■ WHAT IS EXPECTED
Look for "JSON" in every line of the listing. Copy the lines that have it.
══ RECORDS SHOWN ══
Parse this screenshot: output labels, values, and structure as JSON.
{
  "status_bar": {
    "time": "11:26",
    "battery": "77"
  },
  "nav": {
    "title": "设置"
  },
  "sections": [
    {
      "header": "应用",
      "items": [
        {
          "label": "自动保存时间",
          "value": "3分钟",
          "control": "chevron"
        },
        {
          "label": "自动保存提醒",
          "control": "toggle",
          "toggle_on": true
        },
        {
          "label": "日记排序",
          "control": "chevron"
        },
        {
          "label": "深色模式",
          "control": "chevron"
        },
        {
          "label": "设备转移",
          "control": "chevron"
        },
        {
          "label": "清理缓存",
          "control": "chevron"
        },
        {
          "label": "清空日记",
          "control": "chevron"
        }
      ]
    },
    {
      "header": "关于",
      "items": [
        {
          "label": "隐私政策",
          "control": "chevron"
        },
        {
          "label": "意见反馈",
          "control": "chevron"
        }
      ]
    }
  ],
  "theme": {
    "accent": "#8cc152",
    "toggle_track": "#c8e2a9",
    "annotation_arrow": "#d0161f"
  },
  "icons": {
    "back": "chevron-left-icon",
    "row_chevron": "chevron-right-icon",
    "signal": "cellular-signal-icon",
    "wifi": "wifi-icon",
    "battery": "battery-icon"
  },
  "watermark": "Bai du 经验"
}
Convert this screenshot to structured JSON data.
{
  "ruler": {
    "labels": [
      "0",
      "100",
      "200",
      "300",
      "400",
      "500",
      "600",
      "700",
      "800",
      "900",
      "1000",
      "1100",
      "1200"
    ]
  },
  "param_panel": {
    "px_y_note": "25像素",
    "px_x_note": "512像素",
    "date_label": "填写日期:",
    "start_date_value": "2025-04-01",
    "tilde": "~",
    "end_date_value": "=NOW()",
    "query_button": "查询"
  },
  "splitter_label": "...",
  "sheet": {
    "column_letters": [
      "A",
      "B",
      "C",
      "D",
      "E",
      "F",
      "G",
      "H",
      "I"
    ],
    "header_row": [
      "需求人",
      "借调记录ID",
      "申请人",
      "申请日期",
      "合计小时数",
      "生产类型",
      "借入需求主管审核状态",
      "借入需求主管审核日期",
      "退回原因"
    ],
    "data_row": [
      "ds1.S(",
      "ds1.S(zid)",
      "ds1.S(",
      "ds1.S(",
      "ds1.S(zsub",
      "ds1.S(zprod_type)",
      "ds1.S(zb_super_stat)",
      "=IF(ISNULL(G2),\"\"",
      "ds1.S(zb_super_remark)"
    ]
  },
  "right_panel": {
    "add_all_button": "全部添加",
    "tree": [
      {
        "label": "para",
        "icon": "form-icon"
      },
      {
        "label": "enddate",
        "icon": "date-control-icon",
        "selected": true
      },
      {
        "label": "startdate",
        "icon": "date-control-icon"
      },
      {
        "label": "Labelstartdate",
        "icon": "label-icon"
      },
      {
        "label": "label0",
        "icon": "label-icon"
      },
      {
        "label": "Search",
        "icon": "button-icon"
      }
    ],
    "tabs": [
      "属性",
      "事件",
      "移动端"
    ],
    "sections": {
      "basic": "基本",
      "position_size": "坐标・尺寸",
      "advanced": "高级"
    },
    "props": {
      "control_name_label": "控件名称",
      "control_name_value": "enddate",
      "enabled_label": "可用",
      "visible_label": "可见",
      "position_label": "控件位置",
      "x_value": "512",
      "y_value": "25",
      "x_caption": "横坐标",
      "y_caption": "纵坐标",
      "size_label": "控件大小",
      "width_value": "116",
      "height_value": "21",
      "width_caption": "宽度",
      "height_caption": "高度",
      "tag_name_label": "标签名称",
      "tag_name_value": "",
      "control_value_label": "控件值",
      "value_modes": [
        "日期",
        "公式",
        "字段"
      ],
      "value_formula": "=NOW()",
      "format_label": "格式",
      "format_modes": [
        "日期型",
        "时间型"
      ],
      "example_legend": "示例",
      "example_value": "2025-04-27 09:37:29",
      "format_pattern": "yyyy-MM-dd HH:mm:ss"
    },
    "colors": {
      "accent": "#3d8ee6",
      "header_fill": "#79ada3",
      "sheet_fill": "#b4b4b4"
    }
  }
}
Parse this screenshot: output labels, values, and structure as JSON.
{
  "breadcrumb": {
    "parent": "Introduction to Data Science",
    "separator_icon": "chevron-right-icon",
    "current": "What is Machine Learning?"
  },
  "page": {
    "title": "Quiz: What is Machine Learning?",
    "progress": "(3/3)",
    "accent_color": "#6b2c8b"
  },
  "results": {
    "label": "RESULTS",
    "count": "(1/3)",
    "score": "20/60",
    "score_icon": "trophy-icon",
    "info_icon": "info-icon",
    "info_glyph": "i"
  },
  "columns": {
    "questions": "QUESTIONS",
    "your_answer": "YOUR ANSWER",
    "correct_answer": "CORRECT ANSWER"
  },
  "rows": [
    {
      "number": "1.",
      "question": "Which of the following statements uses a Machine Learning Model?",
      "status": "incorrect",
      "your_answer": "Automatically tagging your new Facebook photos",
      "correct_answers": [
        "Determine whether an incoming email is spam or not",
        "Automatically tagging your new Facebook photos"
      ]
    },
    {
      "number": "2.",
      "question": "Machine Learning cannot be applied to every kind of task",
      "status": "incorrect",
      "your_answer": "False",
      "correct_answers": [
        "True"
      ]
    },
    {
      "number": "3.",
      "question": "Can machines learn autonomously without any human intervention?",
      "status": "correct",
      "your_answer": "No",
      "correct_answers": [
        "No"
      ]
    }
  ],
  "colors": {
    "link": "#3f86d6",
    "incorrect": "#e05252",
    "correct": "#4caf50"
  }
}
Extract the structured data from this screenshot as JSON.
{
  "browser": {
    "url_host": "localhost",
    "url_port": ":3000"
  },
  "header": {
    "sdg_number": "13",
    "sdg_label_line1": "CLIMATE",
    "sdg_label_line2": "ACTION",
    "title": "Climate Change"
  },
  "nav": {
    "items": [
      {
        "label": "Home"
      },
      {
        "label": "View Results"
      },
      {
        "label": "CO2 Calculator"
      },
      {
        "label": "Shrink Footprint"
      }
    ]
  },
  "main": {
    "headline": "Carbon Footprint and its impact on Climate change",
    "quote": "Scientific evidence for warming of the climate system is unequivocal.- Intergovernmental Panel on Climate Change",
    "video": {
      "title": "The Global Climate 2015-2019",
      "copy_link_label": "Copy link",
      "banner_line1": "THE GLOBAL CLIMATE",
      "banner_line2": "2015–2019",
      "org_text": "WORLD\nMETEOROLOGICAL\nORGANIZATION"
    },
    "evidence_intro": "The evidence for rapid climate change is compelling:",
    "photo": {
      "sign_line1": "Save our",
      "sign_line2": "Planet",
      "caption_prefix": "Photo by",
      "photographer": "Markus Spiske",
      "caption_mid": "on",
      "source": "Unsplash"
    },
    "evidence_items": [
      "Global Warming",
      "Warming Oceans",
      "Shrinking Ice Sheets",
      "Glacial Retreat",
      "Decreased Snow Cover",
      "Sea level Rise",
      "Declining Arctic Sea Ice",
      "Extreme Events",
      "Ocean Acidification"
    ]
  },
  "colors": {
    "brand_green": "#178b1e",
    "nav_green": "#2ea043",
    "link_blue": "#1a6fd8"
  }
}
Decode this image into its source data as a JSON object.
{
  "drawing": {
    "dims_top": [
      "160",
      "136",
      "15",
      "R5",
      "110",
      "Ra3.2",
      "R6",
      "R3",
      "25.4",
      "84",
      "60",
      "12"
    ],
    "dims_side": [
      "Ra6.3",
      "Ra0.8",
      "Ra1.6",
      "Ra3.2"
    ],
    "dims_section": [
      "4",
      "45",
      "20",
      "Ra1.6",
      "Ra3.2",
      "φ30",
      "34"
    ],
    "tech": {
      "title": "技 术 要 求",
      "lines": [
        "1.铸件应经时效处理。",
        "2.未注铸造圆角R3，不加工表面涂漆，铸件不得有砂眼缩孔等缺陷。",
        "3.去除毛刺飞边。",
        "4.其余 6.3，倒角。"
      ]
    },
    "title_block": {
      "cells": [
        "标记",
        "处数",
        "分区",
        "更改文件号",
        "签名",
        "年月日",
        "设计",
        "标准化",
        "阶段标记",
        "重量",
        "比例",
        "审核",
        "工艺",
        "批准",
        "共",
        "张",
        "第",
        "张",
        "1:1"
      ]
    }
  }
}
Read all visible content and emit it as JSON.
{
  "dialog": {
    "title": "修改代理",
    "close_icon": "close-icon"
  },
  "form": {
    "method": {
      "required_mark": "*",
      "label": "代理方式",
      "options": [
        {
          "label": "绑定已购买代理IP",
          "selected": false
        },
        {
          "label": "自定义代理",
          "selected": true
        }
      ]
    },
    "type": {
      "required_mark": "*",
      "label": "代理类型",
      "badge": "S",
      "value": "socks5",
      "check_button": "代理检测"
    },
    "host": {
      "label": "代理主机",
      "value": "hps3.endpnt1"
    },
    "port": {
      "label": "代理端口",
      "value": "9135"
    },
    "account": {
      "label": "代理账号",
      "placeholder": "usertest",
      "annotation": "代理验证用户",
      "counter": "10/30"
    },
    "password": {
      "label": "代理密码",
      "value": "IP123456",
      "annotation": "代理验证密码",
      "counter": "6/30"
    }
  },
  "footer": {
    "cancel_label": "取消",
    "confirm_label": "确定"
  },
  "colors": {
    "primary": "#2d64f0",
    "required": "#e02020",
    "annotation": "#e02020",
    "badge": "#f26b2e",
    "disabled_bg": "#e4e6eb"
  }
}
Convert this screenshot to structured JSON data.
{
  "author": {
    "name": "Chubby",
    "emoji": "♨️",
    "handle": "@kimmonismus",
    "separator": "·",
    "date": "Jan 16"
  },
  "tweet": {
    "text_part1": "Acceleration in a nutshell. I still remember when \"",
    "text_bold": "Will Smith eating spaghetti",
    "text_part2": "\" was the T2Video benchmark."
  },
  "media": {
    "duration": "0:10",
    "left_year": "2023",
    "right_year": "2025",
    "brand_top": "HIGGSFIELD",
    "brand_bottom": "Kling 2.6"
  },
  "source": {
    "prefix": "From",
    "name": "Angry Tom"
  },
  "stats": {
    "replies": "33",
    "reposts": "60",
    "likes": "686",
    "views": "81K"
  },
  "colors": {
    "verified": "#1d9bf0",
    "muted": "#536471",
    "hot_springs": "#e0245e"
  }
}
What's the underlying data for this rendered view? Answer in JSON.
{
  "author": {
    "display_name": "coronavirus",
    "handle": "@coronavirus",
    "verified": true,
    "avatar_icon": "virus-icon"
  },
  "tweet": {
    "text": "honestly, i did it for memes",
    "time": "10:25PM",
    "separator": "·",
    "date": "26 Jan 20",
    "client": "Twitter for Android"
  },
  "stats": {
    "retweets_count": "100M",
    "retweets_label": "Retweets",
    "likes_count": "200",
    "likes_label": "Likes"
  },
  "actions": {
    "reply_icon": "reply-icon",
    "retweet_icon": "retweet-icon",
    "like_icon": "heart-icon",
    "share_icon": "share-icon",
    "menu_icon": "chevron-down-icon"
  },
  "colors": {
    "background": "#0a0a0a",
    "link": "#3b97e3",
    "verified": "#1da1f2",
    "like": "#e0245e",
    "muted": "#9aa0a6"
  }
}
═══
■ WORKED SOLUTION
Parse this screenshot: output labels, values, and structure as JSON.
Convert this screenshot to structured JSON data.
Parse this screenshot: output labels, values, and structure as JSON.
Extract the structured data from this screenshot as JSON.
Decode this image into its source data as a JSON object.
Read all visible content and emit it as JSON.
Convert this screenshot to structured JSON data.
What's the underlying data for this rendered view? Answer in JSON.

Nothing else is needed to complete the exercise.